Q So you've been talking about piracy, Somalia, Iran, your whole area of operations. If you were to sit down with President- elect Obama and give him the same operational and security briefing that you've given us, what would you want the new president to know? And what would you tell him to be concerned about in your region?
ADM. GORTNEY: I would say that the stability and the security in the region, in the maritime, is better than I've ever seen it.
The metric for stability and security, I think, is a good one to go after, is to look at business investment. And even despite the recession, business only invests where there's stability and security. And if you look in Kuwait, Saudi Arabia, Bahrain, Qatar and, of course, the Emirates, the amount of growth, even with the current economic outlook, it's been pretty good.
We see statistically, if you take the piracy piece at its face value, we estimate between the beginning of January to the end of November, just through the Maritime Security Patrol Area alone, over 24,000 vessels have transited. Your chances of being pirated is a 0.13 percent chance of being pirated, successfully pirated. If you use the International Maritime Organization's numbers, that number drops to 0.06.
So statistically it's a pretty small number. And the global economy is flowing pretty well through there. That is not affected by the economic downturn, the global economic downturn. We see the destabilizing activity out of the IRGCN that was in the Arabian Gulf; we haven't seen it in over a year. We think that's healthy as well.
So I would also say though, the nations that are out there, because I talk to most of their navy leadership and DOD leadership. They want us out there. They know that the United States Navy has been out there for over 60 years and will be out there for another 30 or 40, God-willing. And they want us to be there, because they know we provide that stability and security in that region. Because the United States Navy maintains a credible, forward-deployed force, no other navy has to.
Q What do you worry about out there, if it's all going this well? What should he be worried about?
ADM. GORTNEY: It could all change pretty quick. And stability and security sometimes can be a fragile, fragile situation out there.
But it's all trending in the correct direction, from the way I look at it.
Q Can I just ask one question about Afghanistan? You said you moved the carrier down to -- (inaudible) -- operations there. What do you expect the next six months, in terms of your activity to support the effort in Afghanistan?

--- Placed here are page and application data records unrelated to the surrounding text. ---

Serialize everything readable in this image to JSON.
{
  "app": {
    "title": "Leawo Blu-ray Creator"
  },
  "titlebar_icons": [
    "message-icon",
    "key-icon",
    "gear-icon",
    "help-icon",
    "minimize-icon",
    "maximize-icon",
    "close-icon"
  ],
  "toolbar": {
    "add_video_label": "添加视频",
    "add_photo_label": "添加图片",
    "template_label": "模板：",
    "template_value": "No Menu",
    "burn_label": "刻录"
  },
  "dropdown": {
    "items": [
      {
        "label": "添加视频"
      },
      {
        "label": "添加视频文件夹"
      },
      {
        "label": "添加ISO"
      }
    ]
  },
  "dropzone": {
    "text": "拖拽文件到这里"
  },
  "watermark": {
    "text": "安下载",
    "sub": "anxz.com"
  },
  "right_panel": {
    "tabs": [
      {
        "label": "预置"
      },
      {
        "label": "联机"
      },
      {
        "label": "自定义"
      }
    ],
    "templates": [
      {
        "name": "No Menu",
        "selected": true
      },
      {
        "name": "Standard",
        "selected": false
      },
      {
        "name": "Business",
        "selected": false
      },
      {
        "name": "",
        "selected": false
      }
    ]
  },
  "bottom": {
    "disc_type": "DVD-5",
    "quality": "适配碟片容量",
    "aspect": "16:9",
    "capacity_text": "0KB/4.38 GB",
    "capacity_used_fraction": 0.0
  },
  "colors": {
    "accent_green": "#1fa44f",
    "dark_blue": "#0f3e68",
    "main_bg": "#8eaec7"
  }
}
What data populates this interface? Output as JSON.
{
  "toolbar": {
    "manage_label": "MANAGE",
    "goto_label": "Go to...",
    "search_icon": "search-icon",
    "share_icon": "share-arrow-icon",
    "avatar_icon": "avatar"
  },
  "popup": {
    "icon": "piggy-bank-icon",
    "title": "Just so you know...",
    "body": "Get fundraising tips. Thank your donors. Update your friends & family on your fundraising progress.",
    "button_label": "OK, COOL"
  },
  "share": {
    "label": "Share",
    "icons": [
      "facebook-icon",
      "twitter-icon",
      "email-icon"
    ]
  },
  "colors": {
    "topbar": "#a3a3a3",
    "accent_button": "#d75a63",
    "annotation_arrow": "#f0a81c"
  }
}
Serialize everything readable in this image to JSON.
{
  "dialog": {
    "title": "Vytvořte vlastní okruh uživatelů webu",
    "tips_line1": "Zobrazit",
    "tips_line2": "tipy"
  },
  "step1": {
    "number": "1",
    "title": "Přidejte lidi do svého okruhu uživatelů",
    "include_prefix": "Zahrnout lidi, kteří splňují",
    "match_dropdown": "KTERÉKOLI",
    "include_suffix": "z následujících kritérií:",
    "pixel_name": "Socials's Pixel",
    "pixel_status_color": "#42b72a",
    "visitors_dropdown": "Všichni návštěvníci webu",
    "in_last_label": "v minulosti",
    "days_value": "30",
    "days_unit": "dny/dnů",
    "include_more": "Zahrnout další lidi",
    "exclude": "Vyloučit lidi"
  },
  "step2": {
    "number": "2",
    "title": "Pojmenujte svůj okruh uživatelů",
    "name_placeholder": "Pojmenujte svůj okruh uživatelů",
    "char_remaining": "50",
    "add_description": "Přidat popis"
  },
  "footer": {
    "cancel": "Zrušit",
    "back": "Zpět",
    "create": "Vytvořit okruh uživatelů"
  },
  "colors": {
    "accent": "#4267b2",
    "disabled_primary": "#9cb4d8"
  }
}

ADM. GORTNEY: Well, as we close more forces that are -- into Afghanistan, those forces will probably go into more areas. And if they're -- that area's contested by the Taliban, the level of violence will go up, and so our forces will have to respond.
And we provide -- you know, once again, from the aircraft carrier, over 70 percent of her daily hours are supported through that close air support. And we'll continue to give those numbers and, as much as we can, give more, as it's needed.
Q (Off mike) -- another request, another -- no, not another carrier --
ADM. GORTNEY: We have not seen that request. But as the CENTCOM works the requirements on where -- on the way ahead, if another carrier's needed, then they would ask for it.
MODERATOR: (Off mike) -- to bring it to a close. Thank you, all.
Q Thank you, Admiral.
Q Thank you, Admiral.
ADM. GORTNEY: Sure.